Materials provided section start

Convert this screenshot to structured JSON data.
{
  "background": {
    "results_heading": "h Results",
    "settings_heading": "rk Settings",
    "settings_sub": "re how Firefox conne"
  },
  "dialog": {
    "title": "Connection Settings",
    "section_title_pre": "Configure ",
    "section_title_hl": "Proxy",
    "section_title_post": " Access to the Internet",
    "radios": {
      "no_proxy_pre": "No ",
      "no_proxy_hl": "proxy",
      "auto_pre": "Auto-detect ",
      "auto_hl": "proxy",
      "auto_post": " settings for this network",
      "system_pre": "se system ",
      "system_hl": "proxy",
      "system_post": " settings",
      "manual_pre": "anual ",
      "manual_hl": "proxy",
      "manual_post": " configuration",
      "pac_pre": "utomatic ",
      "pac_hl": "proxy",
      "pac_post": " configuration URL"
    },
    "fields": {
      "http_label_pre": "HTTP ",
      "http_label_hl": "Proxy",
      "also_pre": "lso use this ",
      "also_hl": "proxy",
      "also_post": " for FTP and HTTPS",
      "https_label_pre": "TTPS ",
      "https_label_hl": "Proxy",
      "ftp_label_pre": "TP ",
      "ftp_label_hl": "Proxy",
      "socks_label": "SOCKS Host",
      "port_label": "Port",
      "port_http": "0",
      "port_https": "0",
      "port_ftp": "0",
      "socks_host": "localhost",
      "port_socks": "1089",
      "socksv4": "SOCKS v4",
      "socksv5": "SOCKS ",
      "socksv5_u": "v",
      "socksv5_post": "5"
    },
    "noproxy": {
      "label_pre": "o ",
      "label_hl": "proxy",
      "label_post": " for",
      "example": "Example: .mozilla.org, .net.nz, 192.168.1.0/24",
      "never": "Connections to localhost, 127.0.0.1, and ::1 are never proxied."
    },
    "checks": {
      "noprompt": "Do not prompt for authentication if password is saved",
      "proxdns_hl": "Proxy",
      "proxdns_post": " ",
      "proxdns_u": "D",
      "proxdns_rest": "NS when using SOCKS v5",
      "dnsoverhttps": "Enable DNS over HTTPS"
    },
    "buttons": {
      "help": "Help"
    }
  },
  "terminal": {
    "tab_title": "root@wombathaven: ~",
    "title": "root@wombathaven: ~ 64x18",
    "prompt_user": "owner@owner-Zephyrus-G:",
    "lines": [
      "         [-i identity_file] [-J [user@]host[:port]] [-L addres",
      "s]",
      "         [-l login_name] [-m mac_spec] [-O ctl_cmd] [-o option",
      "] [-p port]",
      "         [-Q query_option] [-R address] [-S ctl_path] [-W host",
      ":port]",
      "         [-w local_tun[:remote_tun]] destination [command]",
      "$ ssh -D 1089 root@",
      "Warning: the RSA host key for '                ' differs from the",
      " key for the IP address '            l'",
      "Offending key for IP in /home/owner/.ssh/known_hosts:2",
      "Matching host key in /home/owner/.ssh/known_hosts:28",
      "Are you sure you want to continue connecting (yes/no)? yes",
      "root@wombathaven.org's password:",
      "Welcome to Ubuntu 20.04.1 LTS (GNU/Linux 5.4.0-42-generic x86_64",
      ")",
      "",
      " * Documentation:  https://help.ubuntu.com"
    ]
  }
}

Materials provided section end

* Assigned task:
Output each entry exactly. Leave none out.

* Answer section:
Convert this screenshot to structured JSON data.
{
  "background": {
    "results_heading": "h Results",
    "settings_heading": "rk Settings",
    "settings_sub": "re how Firefox conne"
  },
  "dialog": {
    "title": "Connection Settings",
    "section_title_pre": "Configure ",
    "section_title_hl": "Proxy",
    "section_title_post": " Access to the Internet",
    "radios": {
      "no_proxy_pre": "No ",
      "no_proxy_hl": "proxy",
      "auto_pre": "Auto-detect ",
      "auto_hl": "proxy",
      "auto_post": " settings for this network",
      "system_pre": "se system ",
      "system_hl": "proxy",
      "system_post": " settings",
      "manual_pre": "anual ",
      "manual_hl": "proxy",
      "manual_post": " configuration",
      "pac_pre": "utomatic ",
      "pac_hl": "proxy",
      "pac_post": " configuration URL"
    },
    "fields": {
      "http_label_pre": "HTTP ",
      "http_label_hl": "Proxy",
      "also_pre": "lso use this ",
      "also_hl": "proxy",
      "also_post": " for FTP and HTTPS",
      "https_label_pre": "TTPS ",
      "https_label_hl": "Proxy",
      "ftp_label_pre": "TP ",
      "ftp_label_hl": "Proxy",
      "socks_label": "SOCKS Host",
      "port_label": "Port",
      "port_http": "0",
      "port_https": "0",
      "port_ftp": "0",
      "socks_host": "localhost",
      "port_socks": "1089",
      "socksv4": "SOCKS v4",
      "socksv5": "SOCKS ",
      "socksv5_u": "v",
      "socksv5_post": "5"
    },
    "noproxy": {
      "label_pre": "o ",
      "label_hl": "proxy",
      "label_post": " for",
      "example": "Example: .mozilla.org, .net.nz, 192.168.1.0/24",
      "never": "Connections to localhost, 127.0.0.1, and ::1 are never proxied."
    },
    "checks": {
      "noprompt": "Do not prompt for authentication if password is saved",
      "proxdns_hl": "Proxy",
      "proxdns_post": " ",
      "proxdns_u": "D",
      "proxdns_rest": "NS when using SOCKS v5",
      "dnsoverhttps": "Enable DNS over HTTPS"
    },
    "buttons": {
      "help": "Help"
    }
  },
  "terminal": {
    "tab_title": "root@wombathaven: ~",
    "title": "root@wombathaven: ~ 64x18",
    "prompt_user": "owner@owner-Zephyrus-G:",
    "lines": [
      "         [-i identity_file] [-J [user@]host[:port]] [-L addres",
      "s]",
      "         [-l login_name] [-m mac_spec] [-O ctl_cmd] [-o option",
      "] [-p port]",
      "         [-Q query_option] [-R address] [-S ctl_path] [-W host",
      ":port]",
      "         [-w local_tun[:remote_tun]] destination [command]",
      "$ ssh -D 1089 root@",
      "Warning: the RSA host key for '                ' differs from the",
      " key for the IP address '            l'",
      "Offending key for IP in /home/owner/.ssh/known_hosts:2",
      "Matching host key in /home/owner/.ssh/known_hosts:28",
      "Are you sure you want to continue connecting (yes/no)? yes",
      "root@wombathaven.org's password:",
      "Welcome to Ubuntu 20.04.1 LTS (GNU/Linux 5.4.0-42-generic x86_64",
      ")",
      "",
      " * Documentation:  https://help.ubuntu.com"
    ]
  }
}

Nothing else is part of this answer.